In the answer, each line must appear exactly as in the records, and no picture may appear.
** MATERIAL SUPPLIED follows **
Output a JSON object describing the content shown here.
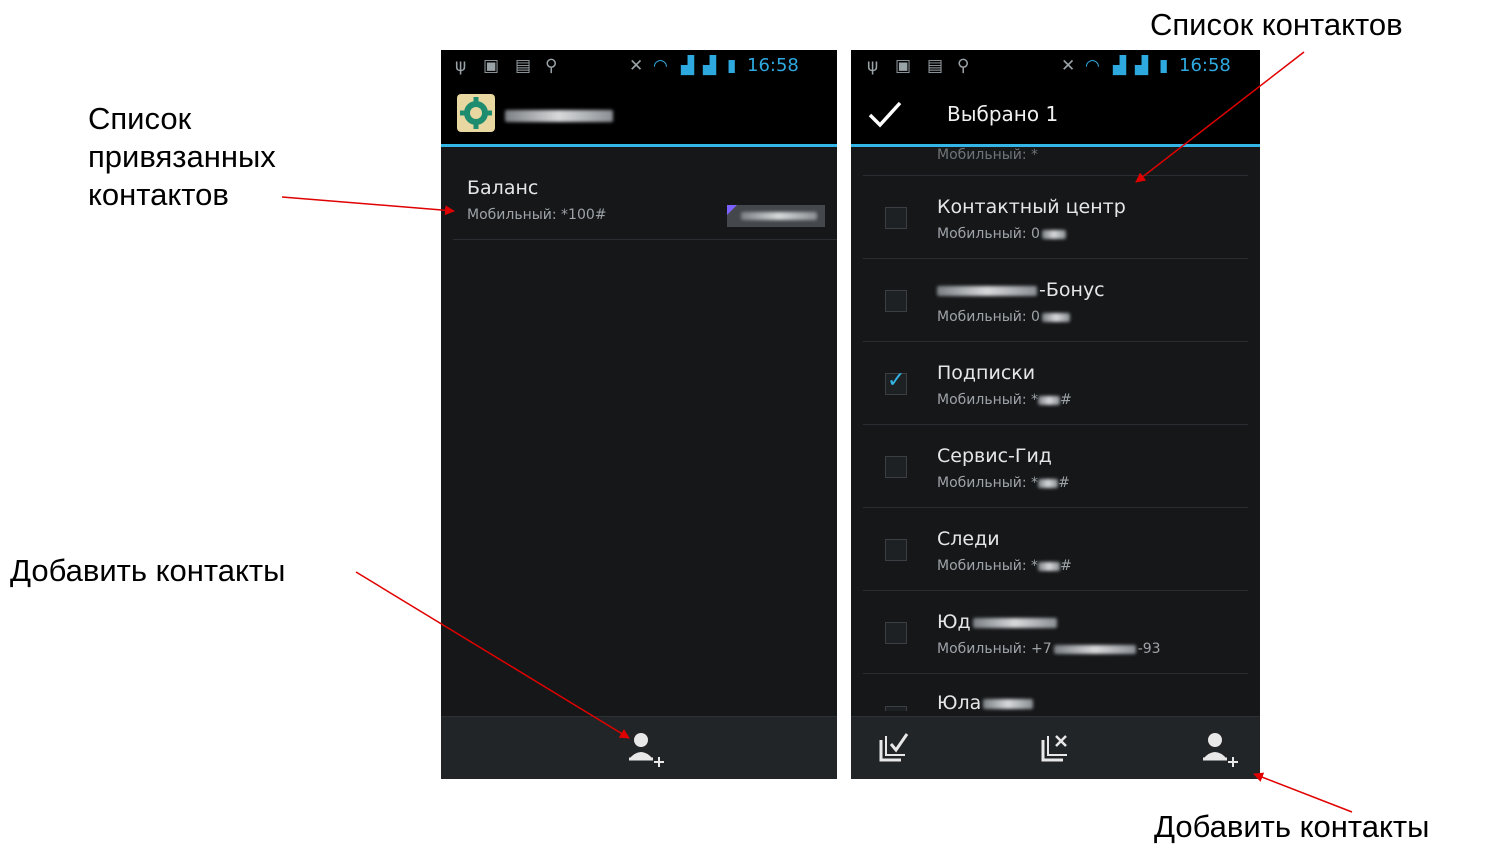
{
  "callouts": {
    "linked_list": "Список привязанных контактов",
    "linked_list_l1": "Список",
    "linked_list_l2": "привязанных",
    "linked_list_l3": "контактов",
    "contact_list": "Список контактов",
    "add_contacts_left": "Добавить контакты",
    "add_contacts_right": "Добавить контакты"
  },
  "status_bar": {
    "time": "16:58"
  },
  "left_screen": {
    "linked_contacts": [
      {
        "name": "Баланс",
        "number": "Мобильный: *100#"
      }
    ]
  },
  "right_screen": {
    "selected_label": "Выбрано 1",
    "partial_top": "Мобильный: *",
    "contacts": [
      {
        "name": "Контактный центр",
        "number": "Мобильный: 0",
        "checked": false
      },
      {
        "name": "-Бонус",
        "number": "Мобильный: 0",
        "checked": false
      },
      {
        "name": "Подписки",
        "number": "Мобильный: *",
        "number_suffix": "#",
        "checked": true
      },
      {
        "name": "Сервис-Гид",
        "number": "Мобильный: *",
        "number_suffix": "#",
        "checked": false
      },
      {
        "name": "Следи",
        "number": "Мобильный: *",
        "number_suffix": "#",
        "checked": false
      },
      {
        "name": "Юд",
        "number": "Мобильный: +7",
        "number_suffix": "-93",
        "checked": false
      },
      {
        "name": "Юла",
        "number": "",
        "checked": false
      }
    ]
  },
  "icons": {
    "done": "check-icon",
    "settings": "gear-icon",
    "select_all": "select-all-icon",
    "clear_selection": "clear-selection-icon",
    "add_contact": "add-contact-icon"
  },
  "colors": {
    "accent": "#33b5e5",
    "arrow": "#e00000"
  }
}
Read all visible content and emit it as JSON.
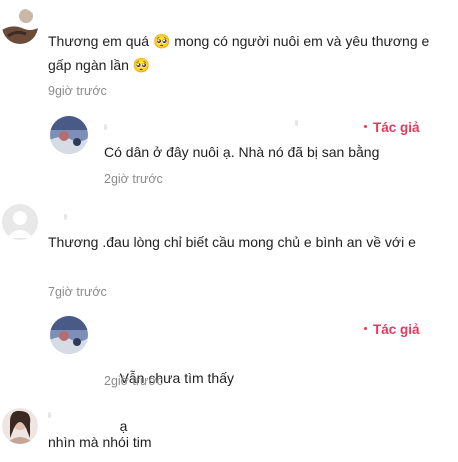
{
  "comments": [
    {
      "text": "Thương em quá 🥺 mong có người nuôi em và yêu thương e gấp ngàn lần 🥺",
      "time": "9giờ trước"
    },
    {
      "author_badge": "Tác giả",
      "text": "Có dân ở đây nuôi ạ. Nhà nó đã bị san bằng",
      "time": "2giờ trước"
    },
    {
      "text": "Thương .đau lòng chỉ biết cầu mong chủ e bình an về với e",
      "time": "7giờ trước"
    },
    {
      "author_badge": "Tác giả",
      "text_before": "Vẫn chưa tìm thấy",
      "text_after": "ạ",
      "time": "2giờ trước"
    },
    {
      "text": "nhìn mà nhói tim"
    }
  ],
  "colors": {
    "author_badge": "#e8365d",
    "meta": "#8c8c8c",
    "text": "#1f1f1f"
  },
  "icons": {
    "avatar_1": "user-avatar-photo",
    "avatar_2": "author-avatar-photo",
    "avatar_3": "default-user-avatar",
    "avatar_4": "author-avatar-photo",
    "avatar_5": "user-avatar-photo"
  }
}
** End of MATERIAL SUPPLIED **
- **SOLUTION FOR THIS TASK**
Output a JSON object describing the content shown here.
{
  "callouts": {
    "linked_list": "Список привязанных контактов",
    "linked_list_l1": "Список",
    "linked_list_l2": "привязанных",
    "linked_list_l3": "контактов",
    "contact_list": "Список контактов",
    "add_contacts_left": "Добавить контакты",
    "add_contacts_right": "Добавить контакты"
  },
  "status_bar": {
    "time": "16:58"
  },
  "left_screen": {
    "linked_contacts": [
      {
        "name": "Баланс",
        "number": "Мобильный: *100#"
      }
    ]
  },
  "right_screen": {
    "selected_label": "Выбрано 1",
    "partial_top": "Мобильный: *",
    "contacts": [
      {
        "name": "Контактный центр",
        "number": "Мобильный: 0",
        "checked": false
      },
      {
        "name": "-Бонус",
        "number": "Мобильный: 0",
        "checked": false
      },
      {
        "name": "Подписки",
        "number": "Мобильный: *",
        "number_suffix": "#",
        "checked": true
      },
      {
        "name": "Сервис-Гид",
        "number": "Мобильный: *",
        "number_suffix": "#",
        "checked": false
      },
      {
        "name": "Следи",
        "number": "Мобильный: *",
        "number_suffix": "#",
        "checked": false
      },
      {
        "name": "Юд",
        "number": "Мобильный: +7",
        "number_suffix": "-93",
        "checked": false
      },
      {
        "name": "Юла",
        "number": "",
        "checked": false
      }
    ]
  },
  "icons": {
    "done": "check-icon",
    "settings": "gear-icon",
    "select_all": "select-all-icon",
    "clear_selection": "clear-selection-icon",
    "add_contact": "add-contact-icon"
  },
  "colors": {
    "accent": "#33b5e5",
    "arrow": "#e00000"
  }
}
Read all visible content and emit it as JSON.
{
  "comments": [
    {
      "text": "Thương em quá 🥺 mong có người nuôi em và yêu thương e gấp ngàn lần 🥺",
      "time": "9giờ trước"
    },
    {
      "author_badge": "Tác giả",
      "text": "Có dân ở đây nuôi ạ. Nhà nó đã bị san bằng",
      "time": "2giờ trước"
    },
    {
      "text": "Thương .đau lòng chỉ biết cầu mong chủ e bình an về với e",
      "time": "7giờ trước"
    },
    {
      "author_badge": "Tác giả",
      "text_before": "Vẫn chưa tìm thấy",
      "text_after": "ạ",
      "time": "2giờ trước"
    },
    {
      "text": "nhìn mà nhói tim"
    }
  ],
  "colors": {
    "author_badge": "#e8365d",
    "meta": "#8c8c8c",
    "text": "#1f1f1f"
  },
  "icons": {
    "avatar_1": "user-avatar-photo",
    "avatar_2": "author-avatar-photo",
    "avatar_3": "default-user-avatar",
    "avatar_4": "author-avatar-photo",
    "avatar_5": "user-avatar-photo"
  }
}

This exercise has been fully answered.